▸ **Requirement**
Starting at the first line below, copy through to the last line exactly.

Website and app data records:
——

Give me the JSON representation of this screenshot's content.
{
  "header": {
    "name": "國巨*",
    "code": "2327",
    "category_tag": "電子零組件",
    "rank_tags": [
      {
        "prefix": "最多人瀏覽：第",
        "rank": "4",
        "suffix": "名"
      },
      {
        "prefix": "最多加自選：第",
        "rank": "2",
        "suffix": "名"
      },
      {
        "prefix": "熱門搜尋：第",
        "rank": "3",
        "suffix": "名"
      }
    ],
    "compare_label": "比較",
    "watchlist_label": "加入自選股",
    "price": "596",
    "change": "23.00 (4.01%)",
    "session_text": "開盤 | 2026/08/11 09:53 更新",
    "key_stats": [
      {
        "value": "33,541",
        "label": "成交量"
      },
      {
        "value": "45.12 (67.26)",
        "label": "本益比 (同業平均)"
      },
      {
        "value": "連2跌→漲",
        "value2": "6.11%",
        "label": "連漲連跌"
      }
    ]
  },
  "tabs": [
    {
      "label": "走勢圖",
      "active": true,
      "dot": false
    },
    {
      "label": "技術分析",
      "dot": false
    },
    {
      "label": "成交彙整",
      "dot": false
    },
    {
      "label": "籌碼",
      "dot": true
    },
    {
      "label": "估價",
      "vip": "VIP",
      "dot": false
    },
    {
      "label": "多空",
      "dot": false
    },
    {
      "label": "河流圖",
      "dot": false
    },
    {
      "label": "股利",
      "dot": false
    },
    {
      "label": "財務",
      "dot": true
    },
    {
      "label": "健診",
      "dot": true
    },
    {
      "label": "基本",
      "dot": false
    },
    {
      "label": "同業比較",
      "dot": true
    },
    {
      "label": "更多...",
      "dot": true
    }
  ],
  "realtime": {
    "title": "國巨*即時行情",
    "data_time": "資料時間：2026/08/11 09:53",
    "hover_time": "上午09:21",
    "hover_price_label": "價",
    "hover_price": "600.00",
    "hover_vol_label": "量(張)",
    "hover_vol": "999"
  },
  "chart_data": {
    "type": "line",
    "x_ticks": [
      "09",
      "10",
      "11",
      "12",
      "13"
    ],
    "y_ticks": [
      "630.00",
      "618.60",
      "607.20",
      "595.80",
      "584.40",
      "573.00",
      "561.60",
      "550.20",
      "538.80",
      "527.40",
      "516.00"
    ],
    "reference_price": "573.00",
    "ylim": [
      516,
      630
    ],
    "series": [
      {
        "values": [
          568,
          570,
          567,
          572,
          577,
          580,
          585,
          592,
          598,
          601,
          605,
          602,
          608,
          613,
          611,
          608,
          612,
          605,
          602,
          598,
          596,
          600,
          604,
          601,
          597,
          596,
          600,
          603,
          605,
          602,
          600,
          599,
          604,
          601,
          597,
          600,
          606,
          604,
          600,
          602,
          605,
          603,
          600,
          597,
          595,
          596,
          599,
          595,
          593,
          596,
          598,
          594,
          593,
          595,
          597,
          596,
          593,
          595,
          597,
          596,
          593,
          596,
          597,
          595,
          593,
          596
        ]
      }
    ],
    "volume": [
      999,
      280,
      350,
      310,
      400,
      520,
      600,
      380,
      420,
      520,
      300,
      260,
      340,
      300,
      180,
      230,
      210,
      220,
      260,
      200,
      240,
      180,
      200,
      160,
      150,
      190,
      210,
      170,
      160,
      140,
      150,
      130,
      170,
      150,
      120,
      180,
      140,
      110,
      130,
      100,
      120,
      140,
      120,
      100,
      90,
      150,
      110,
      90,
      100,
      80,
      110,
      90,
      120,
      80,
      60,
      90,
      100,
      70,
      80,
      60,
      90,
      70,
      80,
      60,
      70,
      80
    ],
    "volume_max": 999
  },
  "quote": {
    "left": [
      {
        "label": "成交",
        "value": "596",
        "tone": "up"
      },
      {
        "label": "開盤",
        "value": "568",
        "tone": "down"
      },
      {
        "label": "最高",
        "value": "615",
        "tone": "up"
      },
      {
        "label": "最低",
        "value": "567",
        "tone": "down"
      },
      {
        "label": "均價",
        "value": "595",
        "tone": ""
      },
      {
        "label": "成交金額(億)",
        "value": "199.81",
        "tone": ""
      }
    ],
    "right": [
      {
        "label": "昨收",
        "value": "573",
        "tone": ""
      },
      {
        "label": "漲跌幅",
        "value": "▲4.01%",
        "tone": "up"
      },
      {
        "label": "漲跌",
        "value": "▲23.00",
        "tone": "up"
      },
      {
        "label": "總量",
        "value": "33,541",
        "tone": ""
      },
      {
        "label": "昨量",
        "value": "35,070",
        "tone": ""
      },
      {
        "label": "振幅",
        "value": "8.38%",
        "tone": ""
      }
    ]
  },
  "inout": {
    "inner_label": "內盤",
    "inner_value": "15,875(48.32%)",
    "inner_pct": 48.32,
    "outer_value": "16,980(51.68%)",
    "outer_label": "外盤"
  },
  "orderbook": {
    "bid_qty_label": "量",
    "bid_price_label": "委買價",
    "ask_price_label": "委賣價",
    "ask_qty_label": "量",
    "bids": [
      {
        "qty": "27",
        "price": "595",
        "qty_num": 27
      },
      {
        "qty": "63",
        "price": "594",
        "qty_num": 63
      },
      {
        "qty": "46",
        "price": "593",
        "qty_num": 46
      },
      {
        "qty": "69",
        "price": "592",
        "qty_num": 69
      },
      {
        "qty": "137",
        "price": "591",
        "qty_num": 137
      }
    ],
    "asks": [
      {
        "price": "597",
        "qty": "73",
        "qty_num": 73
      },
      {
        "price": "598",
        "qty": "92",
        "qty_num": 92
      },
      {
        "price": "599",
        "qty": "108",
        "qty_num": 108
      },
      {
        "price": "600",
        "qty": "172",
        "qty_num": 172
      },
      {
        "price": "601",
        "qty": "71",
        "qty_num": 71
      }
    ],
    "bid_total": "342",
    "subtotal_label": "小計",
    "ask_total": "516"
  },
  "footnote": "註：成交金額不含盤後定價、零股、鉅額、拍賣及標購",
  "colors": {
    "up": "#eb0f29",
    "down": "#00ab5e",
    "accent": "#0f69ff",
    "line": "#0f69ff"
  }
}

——

▸ **Output of the task**
Give me the JSON representation of this screenshot's content.
{
  "header": {
    "name": "國巨*",
    "code": "2327",
    "category_tag": "電子零組件",
    "rank_tags": [
      {
        "prefix": "最多人瀏覽：第",
        "rank": "4",
        "suffix": "名"
      },
      {
        "prefix": "最多加自選：第",
        "rank": "2",
        "suffix": "名"
      },
      {
        "prefix": "熱門搜尋：第",
        "rank": "3",
        "suffix": "名"
      }
    ],
    "compare_label": "比較",
    "watchlist_label": "加入自選股",
    "price": "596",
    "change": "23.00 (4.01%)",
    "session_text": "開盤 | 2026/08/11 09:53 更新",
    "key_stats": [
      {
        "value": "33,541",
        "label": "成交量"
      },
      {
        "value": "45.12 (67.26)",
        "label": "本益比 (同業平均)"
      },
      {
        "value": "連2跌→漲",
        "value2": "6.11%",
        "label": "連漲連跌"
      }
    ]
  },
  "tabs": [
    {
      "label": "走勢圖",
      "active": true,
      "dot": false
    },
    {
      "label": "技術分析",
      "dot": false
    },
    {
      "label": "成交彙整",
      "dot": false
    },
    {
      "label": "籌碼",
      "dot": true
    },
    {
      "label": "估價",
      "vip": "VIP",
      "dot": false
    },
    {
      "label": "多空",
      "dot": false
    },
    {
      "label": "河流圖",
      "dot": false
    },
    {
      "label": "股利",
      "dot": false
    },
    {
      "label": "財務",
      "dot": true
    },
    {
      "label": "健診",
      "dot": true
    },
    {
      "label": "基本",
      "dot": false
    },
    {
      "label": "同業比較",
      "dot": true
    },
    {
      "label": "更多...",
      "dot": true
    }
  ],
  "realtime": {
    "title": "國巨*即時行情",
    "data_time": "資料時間：2026/08/11 09:53",
    "hover_time": "上午09:21",
    "hover_price_label": "價",
    "hover_price": "600.00",
    "hover_vol_label": "量(張)",
    "hover_vol": "999"
  },
  "chart_data": {
    "type": "line",
    "x_ticks": [
      "09",
      "10",
      "11",
      "12",
      "13"
    ],
    "y_ticks": [
      "630.00",
      "618.60",
      "607.20",
      "595.80",
      "584.40",
      "573.00",
      "561.60",
      "550.20",
      "538.80",
      "527.40",
      "516.00"
    ],
    "reference_price": "573.00",
    "ylim": [
      516,
      630
    ],
    "series": [
      {
        "values": [
          568,
          570,
          567,
          572,
          577,
          580,
          585,
          592,
          598,
          601,
          605,
          602,
          608,
          613,
          611,
          608,
          612,
          605,
          602,
          598,
          596,
          600,
          604,
          601,
          597,
          596,
          600,
          603,
          605,
          602,
          600,
          599,
          604,
          601,
          597,
          600,
          606,
          604,
          600,
          602,
          605,
          603,
          600,
          597,
          595,
          596,
          599,
          595,
          593,
          596,
          598,
          594,
          593,
          595,
          597,
          596,
          593,
          595,
          597,
          596,
          593,
          596,
          597,
          595,
          593,
          596
        ]
      }
    ],
    "volume": [
      999,
      280,
      350,
      310,
      400,
      520,
      600,
      380,
      420,
      520,
      300,
      260,
      340,
      300,
      180,
      230,
      210,
      220,
      260,
      200,
      240,
      180,
      200,
      160,
      150,
      190,
      210,
      170,
      160,
      140,
      150,
      130,
      170,
      150,
      120,
      180,
      140,
      110,
      130,
      100,
      120,
      140,
      120,
      100,
      90,
      150,
      110,
      90,
      100,
      80,
      110,
      90,
      120,
      80,
      60,
      90,
      100,
      70,
      80,
      60,
      90,
      70,
      80,
      60,
      70,
      80
    ],
    "volume_max": 999
  },
  "quote": {
    "left": [
      {
        "label": "成交",
        "value": "596",
        "tone": "up"
      },
      {
        "label": "開盤",
        "value": "568",
        "tone": "down"
      },
      {
        "label": "最高",
        "value": "615",
        "tone": "up"
      },
      {
        "label": "最低",
        "value": "567",
        "tone": "down"
      },
      {
        "label": "均價",
        "value": "595",
        "tone": ""
      },
      {
        "label": "成交金額(億)",
        "value": "199.81",
        "tone": ""
      }
    ],
    "right": [
      {
        "label": "昨收",
        "value": "573",
        "tone": ""
      },
      {
        "label": "漲跌幅",
        "value": "▲4.01%",
        "tone": "up"
      },
      {
        "label": "漲跌",
        "value": "▲23.00",
        "tone": "up"
      },
      {
        "label": "總量",
        "value": "33,541",
        "tone": ""
      },
      {
        "label": "昨量",
        "value": "35,070",
        "tone": ""
      },
      {
        "label": "振幅",
        "value": "8.38%",
        "tone": ""
      }
    ]
  },
  "inout": {
    "inner_label": "內盤",
    "inner_value": "15,875(48.32%)",
    "inner_pct": 48.32,
    "outer_value": "16,980(51.68%)",
    "outer_label": "外盤"
  },
  "orderbook": {
    "bid_qty_label": "量",
    "bid_price_label": "委買價",
    "ask_price_label": "委賣價",
    "ask_qty_label": "量",
    "bids": [
      {
        "qty": "27",
        "price": "595",
        "qty_num": 27
      },
      {
        "qty": "63",
        "price": "594",
        "qty_num": 63
      },
      {
        "qty": "46",
        "price": "593",
        "qty_num": 46
      },
      {
        "qty": "69",
        "price": "592",
        "qty_num": 69
      },
      {
        "qty": "137",
        "price": "591",
        "qty_num": 137
      }
    ],
    "asks": [
      {
        "price": "597",
        "qty": "73",
        "qty_num": 73
      },
      {
        "price": "598",
        "qty": "92",
        "qty_num": 92
      },
      {
        "price": "599",
        "qty": "108",
        "qty_num": 108
      },
      {
        "price": "600",
        "qty": "172",
        "qty_num": 172
      },
      {
        "price": "601",
        "qty": "71",
        "qty_num": 71
      }
    ],
    "bid_total": "342",
    "subtotal_label": "小計",
    "ask_total": "516"
  },
  "footnote": "註：成交金額不含盤後定價、零股、鉅額、拍賣及標購",
  "colors": {
    "up": "#eb0f29",
    "down": "#00ab5e",
    "accent": "#0f69ff",
    "line": "#0f69ff"
  }
}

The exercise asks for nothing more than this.